I'm looking at buying an iPad and trying to figure out if it is worth paying extra for the 3G model.
The main use I envision for me using the iPad is to be able to read electronic documents outside. (Summer is approaching and I'm spending more time tethered to the laptop than I'd like. And I'm not dragging the laptop to the park let alone using it there.)
I have a smartphone so I have access to e-mail outside. And I have a wifi network in the apartment so I can connect to the network there to download stuff that I want to read on it. As such, my gut tells me that the wifi model is enough. Plus a lot of parks and public spaces in NY have free wifi.
But a big deal was made about 3G support making me curious what I am missing.
Janeice DelVecchio wrote:If it's mostly for reading, you may consider the ereader by sony, the nook, or the kindle.
Good point. Reading is what is driving me to get it. But I imagine I am going to want to write on it to. (blog post length things; not a novel) I think I need to try each one (iPad, Kindle) out before I decide for sure. I lean towards the iPad because I'm thinking that once I have it, I will find more uses.
Right now writing on the iPad is awful, so if you need to do a lot of writing, a Netbook is your best choice. There is announcements of iPad cases with built in keyboards but none have actually materialized. In theory, they could provide the writing feature the iPad is sorely missing. And for those who will say the iPad already has an external keyboard and stand... I'd love to see one of you try to use that on a train, subway or car.
I don't have any issues reading on mine outside -- no different than any laptop I've ever owned. And I'm such an awful typist that I have no problem writing on it. A touch typist might find it more difficult but I wouldn't know because my typing skills are orders of magnitude beyond sub-par!

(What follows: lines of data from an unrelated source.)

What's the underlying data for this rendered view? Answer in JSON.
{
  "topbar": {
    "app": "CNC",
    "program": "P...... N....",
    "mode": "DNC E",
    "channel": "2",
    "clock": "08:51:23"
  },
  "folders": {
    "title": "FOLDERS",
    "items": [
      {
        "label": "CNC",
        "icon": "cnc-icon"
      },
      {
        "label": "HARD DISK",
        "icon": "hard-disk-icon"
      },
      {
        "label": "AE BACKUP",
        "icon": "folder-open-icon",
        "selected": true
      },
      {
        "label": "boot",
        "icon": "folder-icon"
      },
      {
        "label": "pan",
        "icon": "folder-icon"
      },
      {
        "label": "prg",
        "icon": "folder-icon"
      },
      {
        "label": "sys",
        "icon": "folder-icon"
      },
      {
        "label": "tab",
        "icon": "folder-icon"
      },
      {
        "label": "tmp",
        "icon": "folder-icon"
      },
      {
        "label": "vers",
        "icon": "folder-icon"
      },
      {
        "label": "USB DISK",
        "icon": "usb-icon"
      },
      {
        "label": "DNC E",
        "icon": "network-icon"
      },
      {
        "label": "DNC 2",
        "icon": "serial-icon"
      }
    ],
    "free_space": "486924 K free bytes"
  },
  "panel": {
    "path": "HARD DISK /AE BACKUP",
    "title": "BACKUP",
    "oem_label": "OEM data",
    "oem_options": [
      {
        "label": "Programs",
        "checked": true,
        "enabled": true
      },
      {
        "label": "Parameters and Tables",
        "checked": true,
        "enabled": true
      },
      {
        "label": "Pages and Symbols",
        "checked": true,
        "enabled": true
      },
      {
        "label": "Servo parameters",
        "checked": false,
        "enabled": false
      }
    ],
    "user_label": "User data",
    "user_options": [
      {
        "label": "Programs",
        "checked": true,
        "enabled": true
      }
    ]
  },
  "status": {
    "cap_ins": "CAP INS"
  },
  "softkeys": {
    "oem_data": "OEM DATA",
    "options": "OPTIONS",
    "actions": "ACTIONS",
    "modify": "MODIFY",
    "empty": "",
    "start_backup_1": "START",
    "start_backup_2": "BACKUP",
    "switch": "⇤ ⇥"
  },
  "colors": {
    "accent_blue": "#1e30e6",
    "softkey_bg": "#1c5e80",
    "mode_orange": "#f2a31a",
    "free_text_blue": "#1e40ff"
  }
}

Every day that I use this thing I find it more and more useful, and keep finding really nice apps. To me, that's the big differentiator between a Kindle -- the iPad can do so much more.
Scott Selikoff wrote: And for those who will say the iPad already has an external keyboard and stand...
Does that not make it a computer? I already have one of those!
Bear Bibeault wrote:I don't have any issues reading on mine outside -- no different than any laptop I've ever owned. And I'm such an awful typist that I have no problem writing on it. A touch typist might find it more difficult but I wouldn't know because my typing skills are orders of magnitude beyond sub-par!
I touch type on a computer. I slow finger type on a mobile device. I consider the iPad to be mobile device like so that doesn't worry me. I'm not writing long things on it anyway.
Bear Bibeault wrote:Every day that I use this thing I find it more and more useful, and keep finding really nice apps. To me, that's the big differentiator between a Kindle -- the iPad can do so much more.
That's why I lean towards iPad. It will support the things I don't know I want it to do yet!
Christophe Verré wrote:Give us your thoughts after you get one Here, it's going to be in the stores at the end of this month.
I hope I get it before that. There's a "wait list" in the store. They won't tell me how many people are ahead of me or how long they expect it to be.
Better than how Nintendo handled things with the Wii. Nintendo World refused to have a wait list and suggested coming first thing on a Sunday morning. I didn't. I waited a good while. But I want the iPad for the nice weather. Which is coming soon.
author & internet detective
Interesting. Does the iPad really run a "phone" OS? Or does the iPhone run a tablet OS?
According to Steve Jobs...
"...the minute you throw a stylus out, and you have the precision of a finger, you can't use a PC OS. You have to create it from scratch."
Walt then asks him why he built that operating system on a phone first instead of a tablet. Jobs then drops a reveal: "I'll tell you a secret. It started on a tablet first."
He had an idea of a multi-touch display you could type on, and six months later his team had a prototype display to show him. After handing it off to Apple user interface experts who "got the inertia rolling," Jobs realized, "My god, we can build a phone out of this," and shelved the tablet because at the time the phone was more important.
Personally, I wish they hadn't used the word "phone" in the OS name. Something with the word "touch" might have been more appropriate. Imagine an "iTablet" running the "iTouch OS" instead of an iPad running an iPhone OS. (On the other hand, they're doing fine without my input...)